BOULDER, Colo. (CBS4)– Long hours and high stress are causing a surge in mental illness and suicides among federal wildland firefighters. They’re leaving the job in record numbers amid escalating fires that are increasingly putting their lives at risk, pulling them away from families for months on end, and leaving them with trauma that often goes untreated.
The suicide rate among federal wildland firefighters is 30 times that of the general population.
Kate Dillon was among those who reached a breaking point. Last year, after working three major wildfires over four months in Colorado, she walked away from a profession she loved.

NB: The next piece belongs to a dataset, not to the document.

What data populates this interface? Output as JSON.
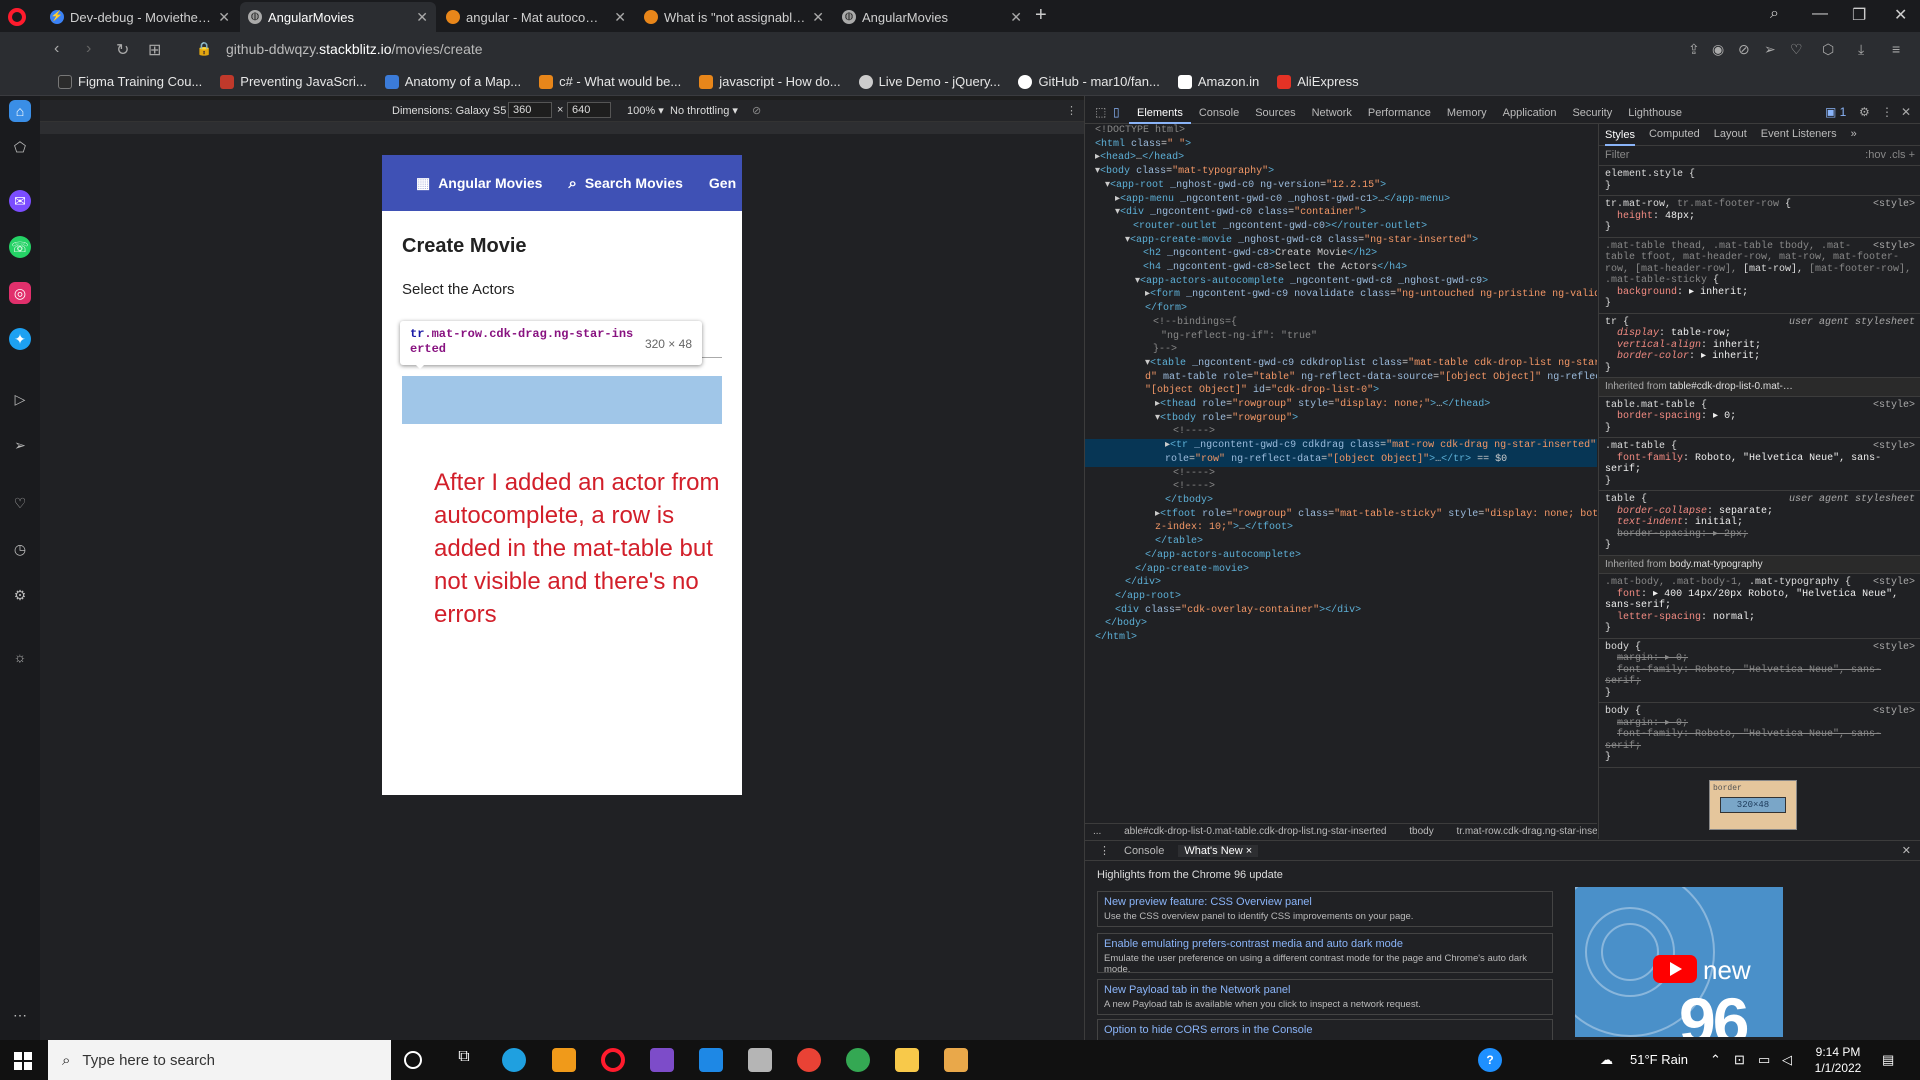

“I was experiencing some real mental health struggles with the hours of the job and the stress of the job,” said Dillon.
Last year was the worst fire season ever and it came during a pandemic. Fourteen-hour days of risking their lives on a job that doesn’t pay a living wage took a toll on many federal wildland firefighters, who are considered seasonal workers and only insured when they’re fighting a fire.
Dillon says the mental battles often come later, “During the fire season you don’t have a lot of time to see a therapist or go get mental health care so you have that available to you but then when the season is done, your health care is also finished.”
The money doesn’t last long either. The starting pay was $13 an hour until last month when it increased to $15 at the urging of President Joe Biden.
Colorado Congressman Joe Neguse has seen the strain on firefighters first-hand. His district is home to two of the state’s biggest wildfires. He’s determined to ease the financial and emotional burden facing firefighters, “Our wildland firefighters are woefully, woefully undercompensated.”
Neguse is carrying a bill that – among other things – gives firefighters 7 days paid mental health leave every year and increases the number of critical incident stress teams.
“Really ensuring basically that trauma-informed mental health professionals can be ready and able to provide services of this nature to those firefighters who need them,” said Neguse.
A separate bill by Neguse would provide housing stipends to firefighters. Dillon says the high cost of housing in Colorado is one reason she and her husband left. But she’s decided not to leave firefighting.
“I was really on the fence when I left and just thinking that I won’t go back, it was just too difficult but now seeing things like this, some of the changes that might be enacted in this bill, make me want to keep doing fire.”
Both of Neguse’s bills have passed the House and are now in the Senate. He also got an amendment to a defense bill that waives limitations on overtime for firefighters. Many of them depend on the extra pay to make ends meet. Neguse plans to introduce comprehensive legislation in the next few weeks to overhaul federal firefighter pay and benefits.